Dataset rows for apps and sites
──────

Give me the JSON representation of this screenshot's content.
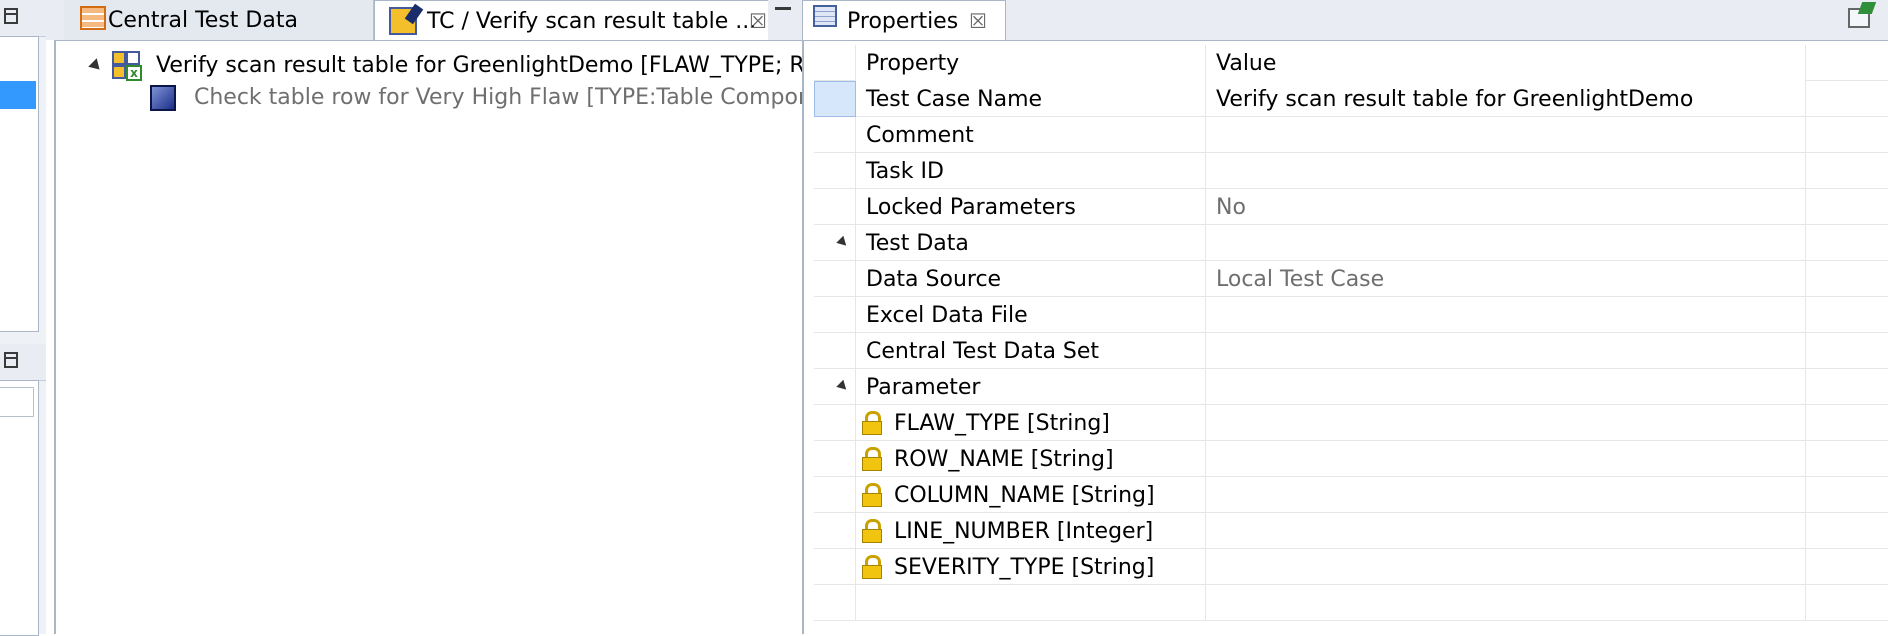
{
  "editor": {
    "tabs": [
      {
        "label": "Central Test Data",
        "icon": "table-icon"
      },
      {
        "label": "TC / Verify scan result table ...",
        "icon": "test-case-editor-icon"
      }
    ],
    "close_glyph": "☒",
    "tree": {
      "root": "Verify scan result table for GreenlightDemo [FLAW_TYPE; ROW",
      "child": "Check table row for Very High Flaw [TYPE:Table Compon"
    }
  },
  "properties": {
    "tab_label": "Properties",
    "close_glyph": "☒",
    "header": {
      "property": "Property",
      "value": "Value"
    },
    "rows": [
      {
        "property": "Test Case Name",
        "value": "Verify scan result table for GreenlightDemo"
      },
      {
        "property": "Comment",
        "value": ""
      },
      {
        "property": "Task ID",
        "value": ""
      },
      {
        "property": "Locked Parameters",
        "value": "No"
      },
      {
        "property": "Test Data",
        "value": ""
      },
      {
        "property": "Data Source",
        "value": "Local Test Case"
      },
      {
        "property": "Excel Data File",
        "value": ""
      },
      {
        "property": "Central Test Data Set",
        "value": ""
      },
      {
        "property": "Parameter",
        "value": ""
      },
      {
        "property": "FLAW_TYPE [String]",
        "value": ""
      },
      {
        "property": "ROW_NAME [String]",
        "value": ""
      },
      {
        "property": "COLUMN_NAME [String]",
        "value": ""
      },
      {
        "property": "LINE_NUMBER [Integer]",
        "value": ""
      },
      {
        "property": "SEVERITY_TYPE [String]",
        "value": ""
      }
    ]
  },
  "colors": {
    "selection": "#3399ff",
    "panel_border": "#a9b6c6",
    "gray_text": "#6f6f6f"
  }
}
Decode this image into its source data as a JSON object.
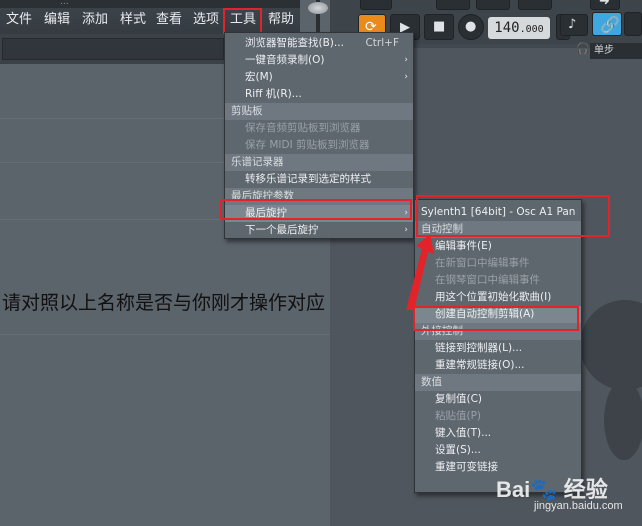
{
  "menubar": {
    "top_text": "...",
    "items": [
      "文件",
      "编辑",
      "添加",
      "样式",
      "查看",
      "选项",
      "工具",
      "帮助"
    ]
  },
  "toolbar": {
    "tempo_int": "140",
    "tempo_dec": ".000",
    "mode_dropdown": "单步"
  },
  "tools_menu": {
    "items": [
      {
        "label": "浏览器智能查找(B)...",
        "shortcut": "Ctrl+F",
        "type": "item"
      },
      {
        "label": "一键音频录制(O)",
        "arrow": "›",
        "type": "item"
      },
      {
        "label": "宏(M)",
        "arrow": "›",
        "type": "item"
      },
      {
        "label": "Riff 机(R)...",
        "type": "item"
      },
      {
        "label": "剪贴板",
        "type": "header"
      },
      {
        "label": "保存音频剪贴板到浏览器",
        "type": "disabled"
      },
      {
        "label": "保存 MIDI 剪贴板到浏览器",
        "type": "disabled"
      },
      {
        "label": "乐谱记录器",
        "type": "header"
      },
      {
        "label": "转移乐谱记录到选定的样式",
        "type": "item"
      },
      {
        "label": "最后旋拧参数",
        "type": "header"
      },
      {
        "label": "最后旋拧",
        "arrow": "›",
        "type": "highlight"
      },
      {
        "label": "下一个最后旋拧",
        "arrow": "›",
        "type": "item"
      }
    ]
  },
  "submenu": {
    "title": "Sylenth1 [64bit] - Osc A1 Pan",
    "items": [
      {
        "label": "自动控制",
        "type": "header"
      },
      {
        "label": "编辑事件(E)",
        "type": "item"
      },
      {
        "label": "在新窗口中编辑事件",
        "type": "disabled"
      },
      {
        "label": "在钢琴窗口中编辑事件",
        "type": "disabled"
      },
      {
        "label": "用这个位置初始化歌曲(I)",
        "type": "item"
      },
      {
        "label": "创建自动控制剪辑(A)",
        "type": "highlight"
      },
      {
        "label": "外接控制",
        "type": "header"
      },
      {
        "label": "链接到控制器(L)...",
        "type": "item"
      },
      {
        "label": "重建常规链接(O)...",
        "type": "item"
      },
      {
        "label": "数值",
        "type": "header"
      },
      {
        "label": "复制值(C)",
        "type": "item"
      },
      {
        "label": "粘贴值(P)",
        "type": "disabled"
      },
      {
        "label": "键入值(T)...",
        "type": "item"
      },
      {
        "label": "设置(S)...",
        "type": "item"
      },
      {
        "label": "重建可变链接",
        "type": "item"
      }
    ]
  },
  "annotation_text": "请对照以上名称是否与你刚才操作对应",
  "watermark": {
    "logo": "Bai🐾 经验",
    "url": "jingyan.baidu.com"
  },
  "colors": {
    "accent_red": "#e2232a",
    "menu_bg": "#5e666e",
    "header_bg": "#6f7880",
    "highlight_bg": "#7c868e"
  }
}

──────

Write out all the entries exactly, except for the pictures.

Give me the JSON representation of this screenshot's content.
{
  "editor": {
    "tabs": [
      {
        "label": "Central Test Data",
        "icon": "table-icon"
      },
      {
        "label": "TC / Verify scan result table ...",
        "icon": "test-case-editor-icon"
      }
    ],
    "close_glyph": "☒",
    "tree": {
      "root": "Verify scan result table for GreenlightDemo [FLAW_TYPE; ROW",
      "child": "Check table row for Very High Flaw [TYPE:Table Compon"
    }
  },
  "properties": {
    "tab_label": "Properties",
    "close_glyph": "☒",
    "header": {
      "property": "Property",
      "value": "Value"
    },
    "rows": [
      {
        "property": "Test Case Name",
        "value": "Verify scan result table for GreenlightDemo"
      },
      {
        "property": "Comment",
        "value": ""
      },
      {
        "property": "Task ID",
        "value": ""
      },
      {
        "property": "Locked Parameters",
        "value": "No"
      },
      {
        "property": "Test Data",
        "value": ""
      },
      {
        "property": "Data Source",
        "value": "Local Test Case"
      },
      {
        "property": "Excel Data File",
        "value": ""
      },
      {
        "property": "Central Test Data Set",
        "value": ""
      },
      {
        "property": "Parameter",
        "value": ""
      },
      {
        "property": "FLAW_TYPE [String]",
        "value": ""
      },
      {
        "property": "ROW_NAME [String]",
        "value": ""
      },
      {
        "property": "COLUMN_NAME [String]",
        "value": ""
      },
      {
        "property": "LINE_NUMBER [Integer]",
        "value": ""
      },
      {
        "property": "SEVERITY_TYPE [String]",
        "value": ""
      }
    ]
  },
  "colors": {
    "selection": "#3399ff",
    "panel_border": "#a9b6c6",
    "gray_text": "#6f6f6f"
  }
}
Decode this image into its source data as a JSON object.
{
  "menubar": {
    "top_text": "...",
    "items": [
      "文件",
      "编辑",
      "添加",
      "样式",
      "查看",
      "选项",
      "工具",
      "帮助"
    ]
  },
  "toolbar": {
    "tempo_int": "140",
    "tempo_dec": ".000",
    "mode_dropdown": "单步"
  },
  "tools_menu": {
    "items": [
      {
        "label": "浏览器智能查找(B)...",
        "shortcut": "Ctrl+F",
        "type": "item"
      },
      {
        "label": "一键音频录制(O)",
        "arrow": "›",
        "type": "item"
      },
      {
        "label": "宏(M)",
        "arrow": "›",
        "type": "item"
      },
      {
        "label": "Riff 机(R)...",
        "type": "item"
      },
      {
        "label": "剪贴板",
        "type": "header"
      },
      {
        "label": "保存音频剪贴板到浏览器",
        "type": "disabled"
      },
      {
        "label": "保存 MIDI 剪贴板到浏览器",
        "type": "disabled"
      },
      {
        "label": "乐谱记录器",
        "type": "header"
      },
      {
        "label": "转移乐谱记录到选定的样式",
        "type": "item"
      },
      {
        "label": "最后旋拧参数",
        "type": "header"
      },
      {
        "label": "最后旋拧",
        "arrow": "›",
        "type": "highlight"
      },
      {
        "label": "下一个最后旋拧",
        "arrow": "›",
        "type": "item"
      }
    ]
  },
  "submenu": {
    "title": "Sylenth1 [64bit] - Osc A1 Pan",
    "items": [
      {
        "label": "自动控制",
        "type": "header"
      },
      {
        "label": "编辑事件(E)",
        "type": "item"
      },
      {
        "label": "在新窗口中编辑事件",
        "type": "disabled"
      },
      {
        "label": "在钢琴窗口中编辑事件",
        "type": "disabled"
      },
      {
        "label": "用这个位置初始化歌曲(I)",
        "type": "item"
      },
      {
        "label": "创建自动控制剪辑(A)",
        "type": "highlight"
      },
      {
        "label": "外接控制",
        "type": "header"
      },
      {
        "label": "链接到控制器(L)...",
        "type": "item"
      },
      {
        "label": "重建常规链接(O)...",
        "type": "item"
      },
      {
        "label": "数值",
        "type": "header"
      },
      {
        "label": "复制值(C)",
        "type": "item"
      },
      {
        "label": "粘贴值(P)",
        "type": "disabled"
      },
      {
        "label": "键入值(T)...",
        "type": "item"
      },
      {
        "label": "设置(S)...",
        "type": "item"
      },
      {
        "label": "重建可变链接",
        "type": "item"
      }
    ]
  },
  "annotation_text": "请对照以上名称是否与你刚才操作对应",
  "watermark": {
    "logo": "Bai🐾 经验",
    "url": "jingyan.baidu.com"
  },
  "colors": {
    "accent_red": "#e2232a",
    "menu_bg": "#5e666e",
    "header_bg": "#6f7880",
    "highlight_bg": "#7c868e"
  }
}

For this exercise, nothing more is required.